Work instructions ▸ Search the material below for the string "title" and list each line that holds it.

+--

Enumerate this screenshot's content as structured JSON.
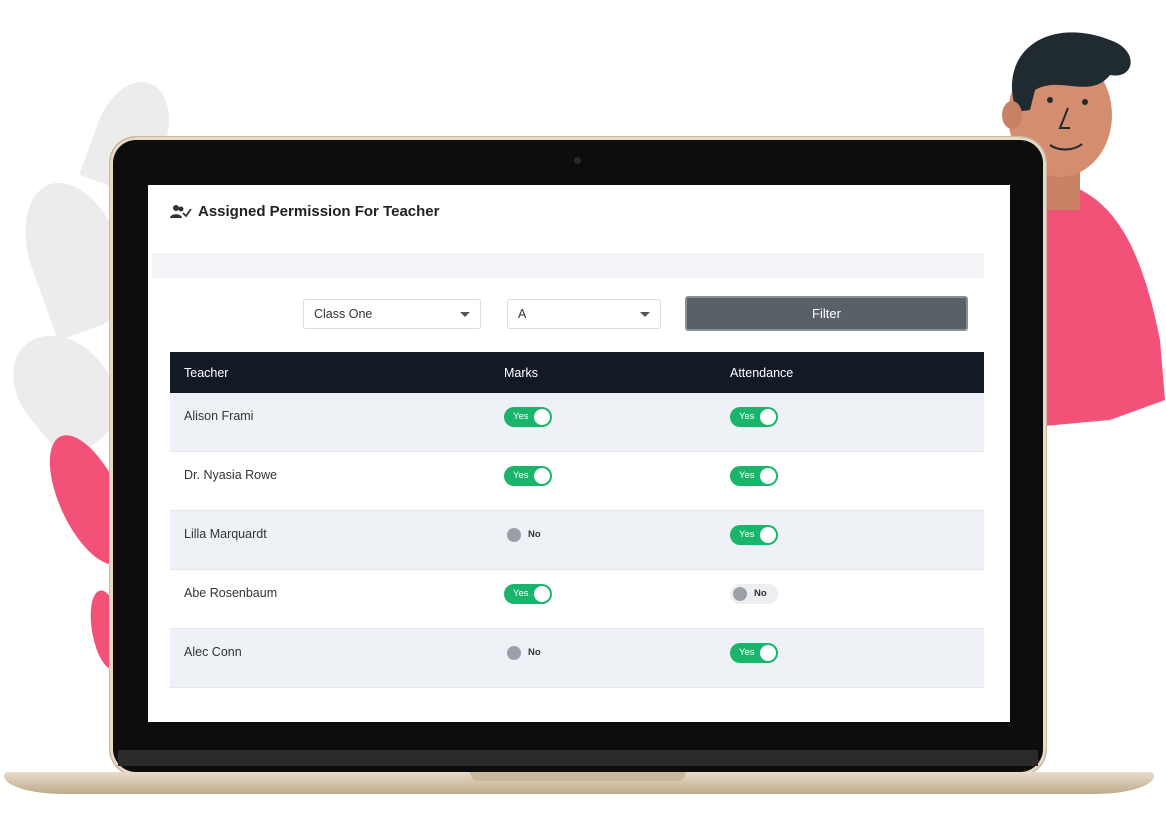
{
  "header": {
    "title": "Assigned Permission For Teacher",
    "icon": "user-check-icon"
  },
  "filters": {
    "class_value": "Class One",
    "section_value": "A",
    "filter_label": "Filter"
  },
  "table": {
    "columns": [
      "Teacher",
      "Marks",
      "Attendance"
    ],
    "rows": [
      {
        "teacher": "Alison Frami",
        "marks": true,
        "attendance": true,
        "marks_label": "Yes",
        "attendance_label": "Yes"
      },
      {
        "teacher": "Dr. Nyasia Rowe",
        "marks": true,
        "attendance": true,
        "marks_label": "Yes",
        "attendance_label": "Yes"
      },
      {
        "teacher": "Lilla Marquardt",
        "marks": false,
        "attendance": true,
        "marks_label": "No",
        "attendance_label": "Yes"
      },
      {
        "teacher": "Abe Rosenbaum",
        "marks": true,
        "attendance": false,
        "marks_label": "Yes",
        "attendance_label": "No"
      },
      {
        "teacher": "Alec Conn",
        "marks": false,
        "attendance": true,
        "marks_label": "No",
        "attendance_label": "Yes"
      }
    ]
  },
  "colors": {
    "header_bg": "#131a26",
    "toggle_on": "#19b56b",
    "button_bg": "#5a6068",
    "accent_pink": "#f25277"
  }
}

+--

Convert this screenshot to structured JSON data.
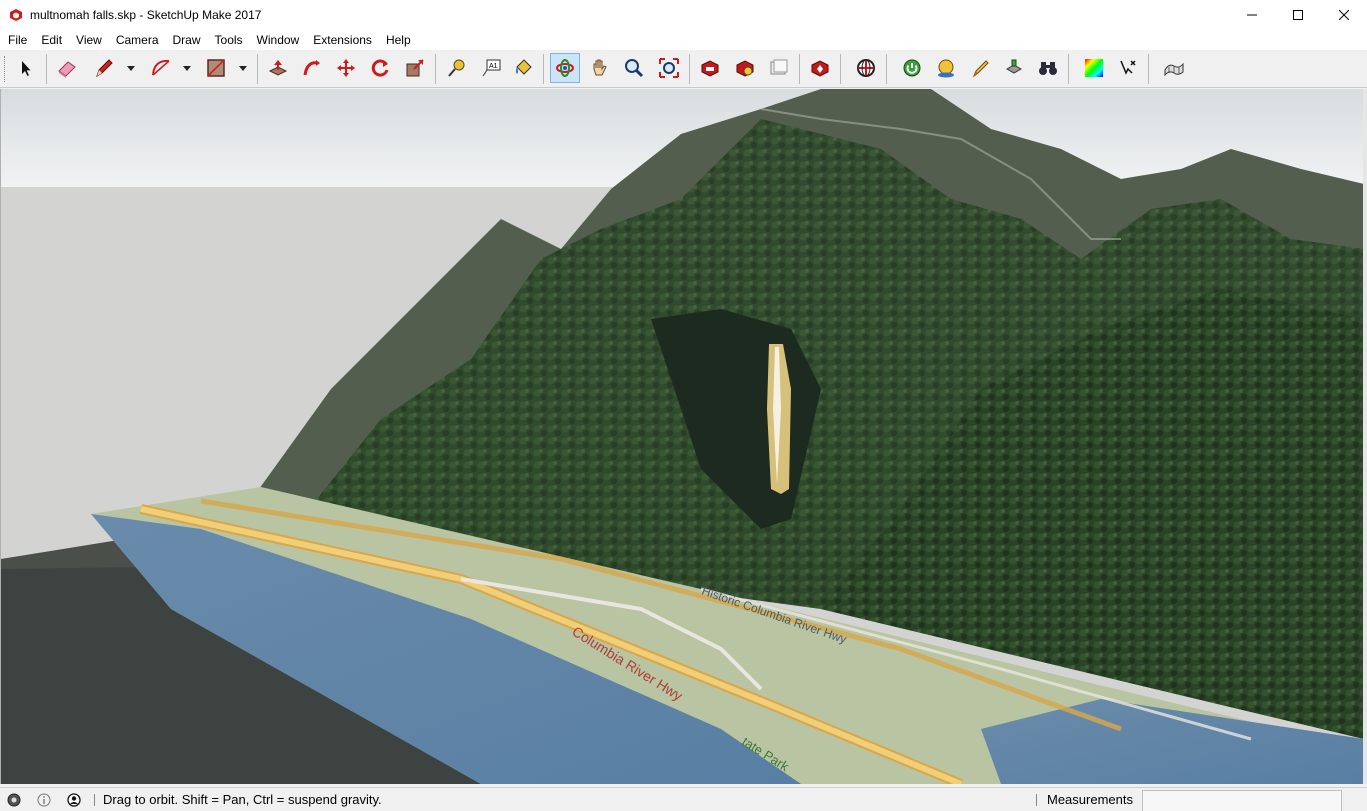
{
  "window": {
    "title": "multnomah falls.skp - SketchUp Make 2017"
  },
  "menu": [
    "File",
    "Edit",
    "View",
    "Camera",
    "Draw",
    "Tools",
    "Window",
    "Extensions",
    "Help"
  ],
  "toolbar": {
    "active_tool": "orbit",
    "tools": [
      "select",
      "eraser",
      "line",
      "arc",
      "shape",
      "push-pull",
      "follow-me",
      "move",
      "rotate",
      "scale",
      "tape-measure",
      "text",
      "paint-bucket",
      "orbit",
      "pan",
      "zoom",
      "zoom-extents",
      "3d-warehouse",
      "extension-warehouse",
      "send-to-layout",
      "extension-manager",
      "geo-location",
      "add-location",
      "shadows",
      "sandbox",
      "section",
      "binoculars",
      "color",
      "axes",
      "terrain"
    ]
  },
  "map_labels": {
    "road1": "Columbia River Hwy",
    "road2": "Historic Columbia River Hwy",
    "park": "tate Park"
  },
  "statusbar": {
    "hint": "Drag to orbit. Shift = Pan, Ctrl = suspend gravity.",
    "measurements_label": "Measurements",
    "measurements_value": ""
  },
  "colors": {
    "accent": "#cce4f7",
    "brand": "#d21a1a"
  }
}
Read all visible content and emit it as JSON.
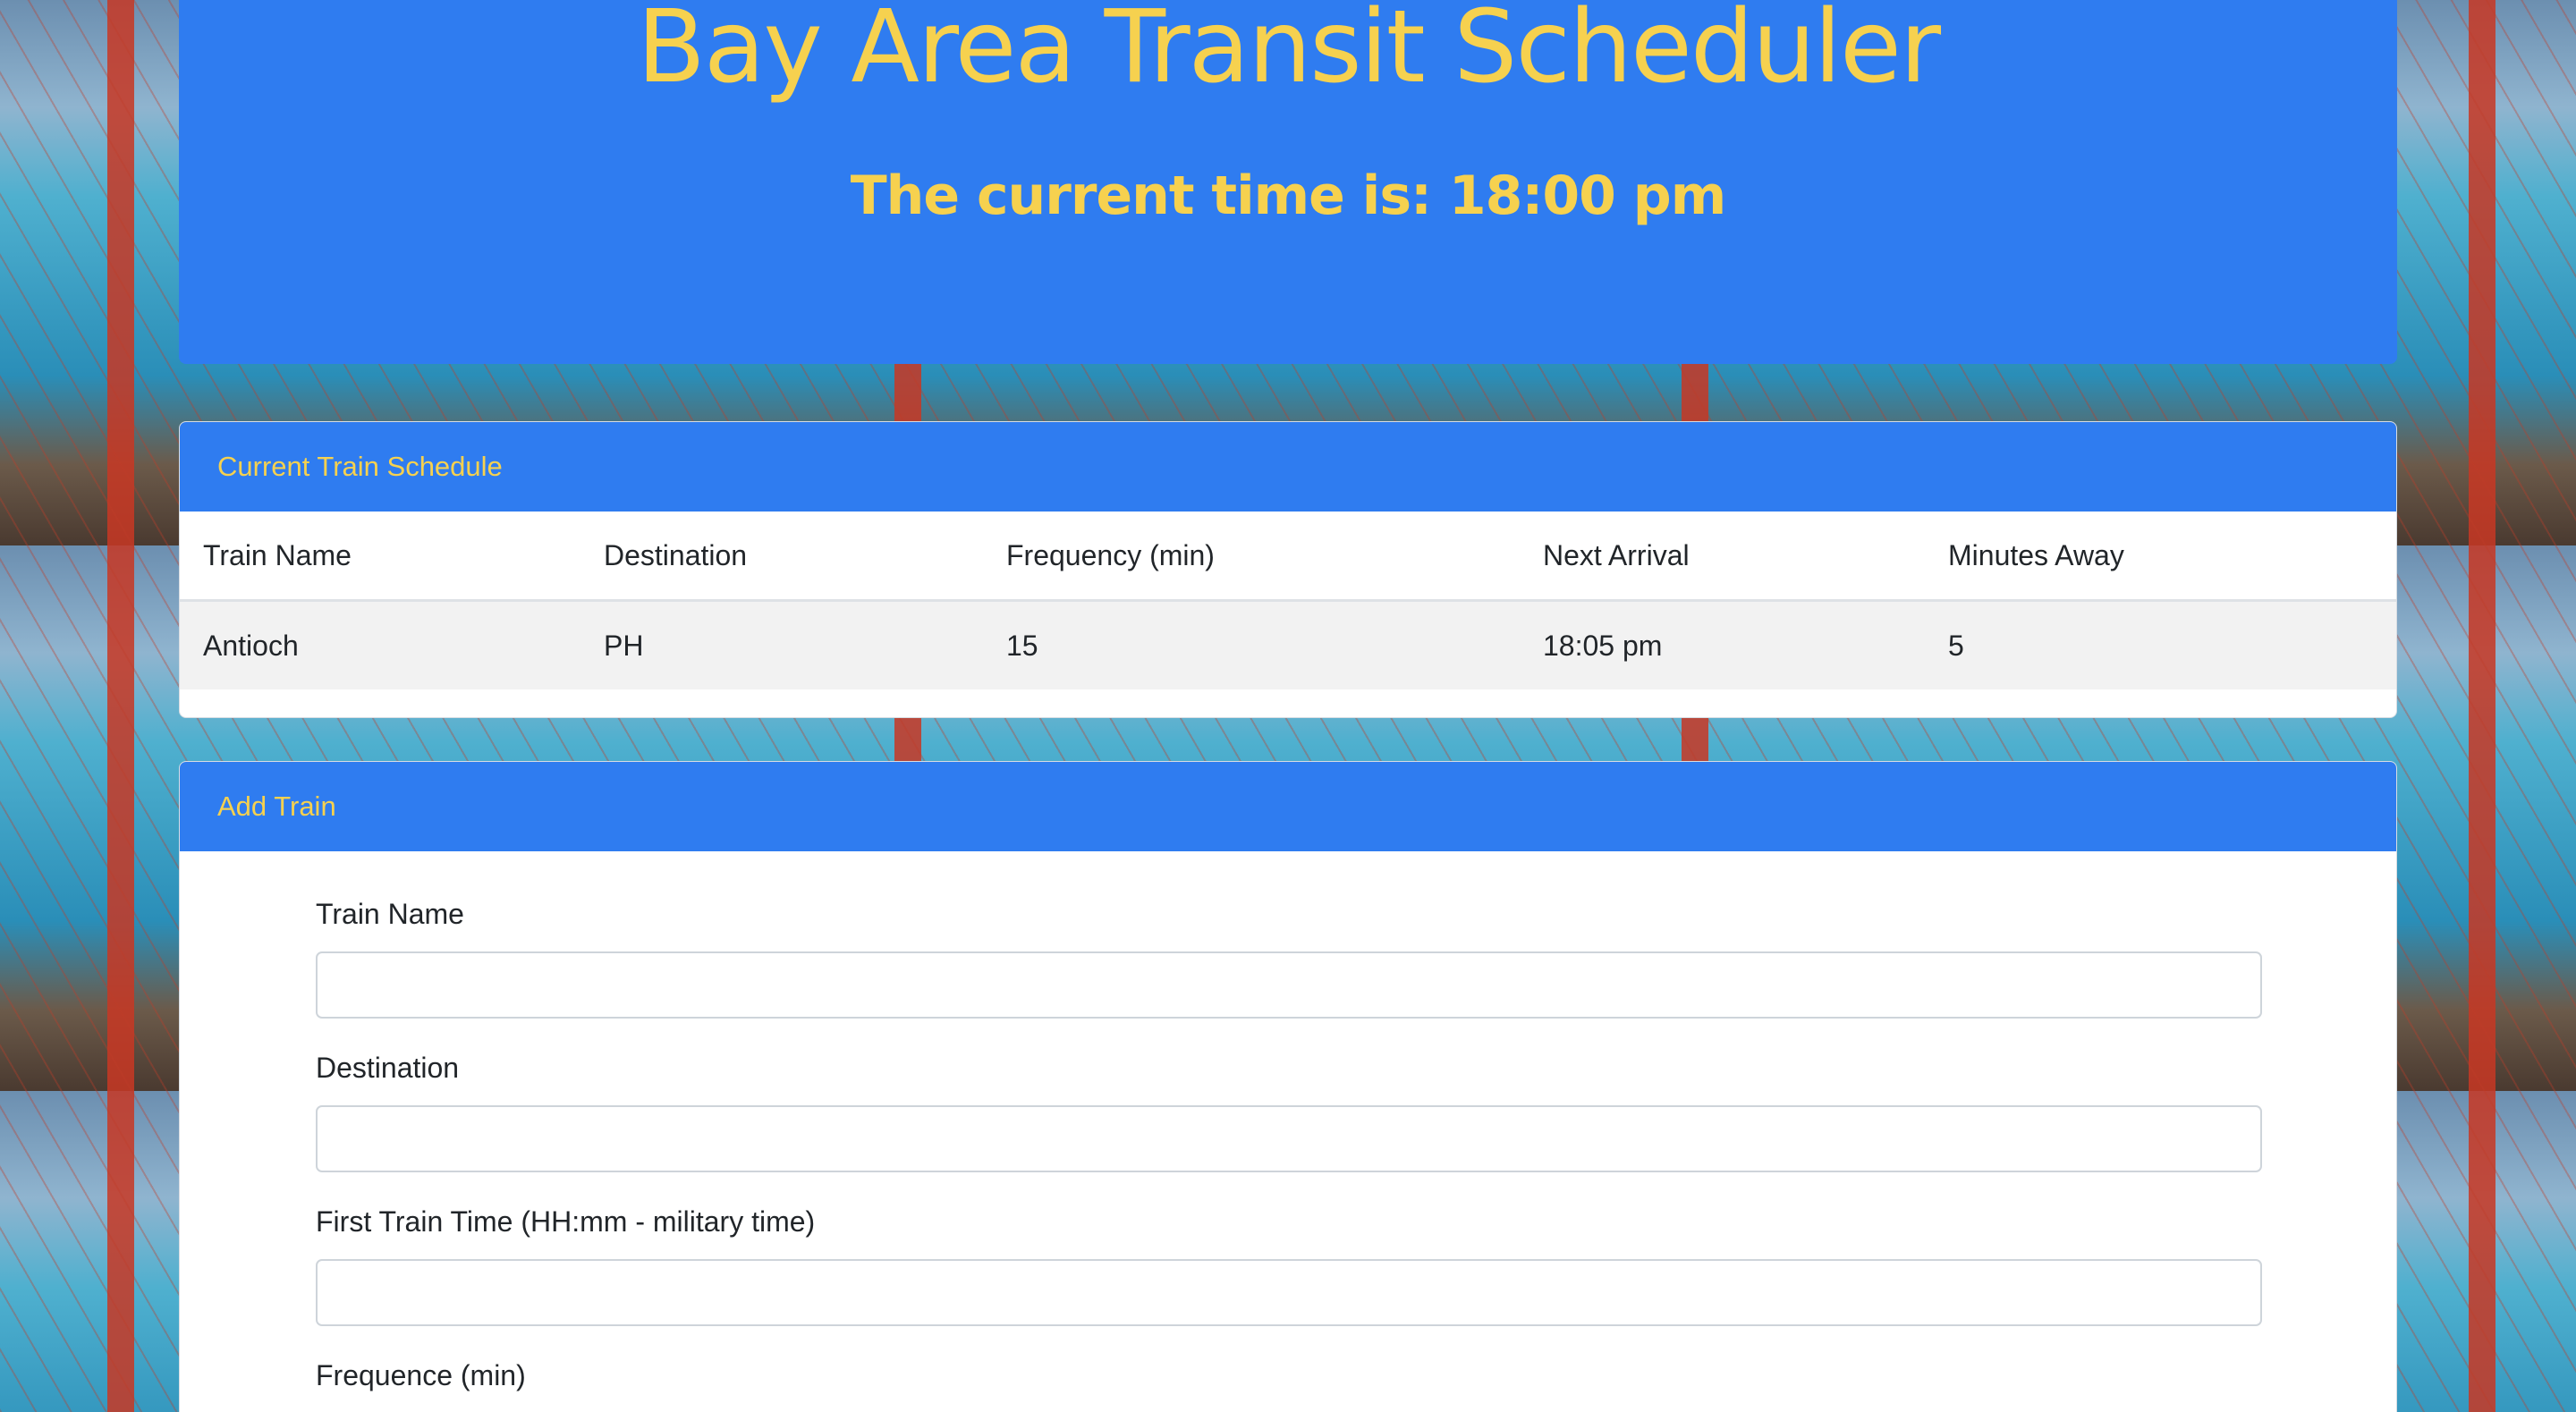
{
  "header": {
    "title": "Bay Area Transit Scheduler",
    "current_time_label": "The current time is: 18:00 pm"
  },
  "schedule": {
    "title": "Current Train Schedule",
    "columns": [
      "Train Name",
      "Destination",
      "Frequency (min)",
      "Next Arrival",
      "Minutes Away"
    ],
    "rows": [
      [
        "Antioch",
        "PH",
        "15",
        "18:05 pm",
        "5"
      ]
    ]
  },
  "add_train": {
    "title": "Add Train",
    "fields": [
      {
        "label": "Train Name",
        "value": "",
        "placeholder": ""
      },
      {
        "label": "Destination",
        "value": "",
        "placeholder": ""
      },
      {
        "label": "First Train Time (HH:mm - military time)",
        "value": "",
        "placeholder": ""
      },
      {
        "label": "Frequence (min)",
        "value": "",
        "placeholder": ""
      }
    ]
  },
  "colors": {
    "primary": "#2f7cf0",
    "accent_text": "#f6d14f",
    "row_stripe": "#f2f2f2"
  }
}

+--

Task solution ▸
    "title": "Assigned Permission For Teacher",
    "title": "multnomah falls.skp - SketchUp Make 2017"
    "title": "Bay Area Transit Scheduler",
    "title": "Current Train Schedule",
    "title": "Add Train",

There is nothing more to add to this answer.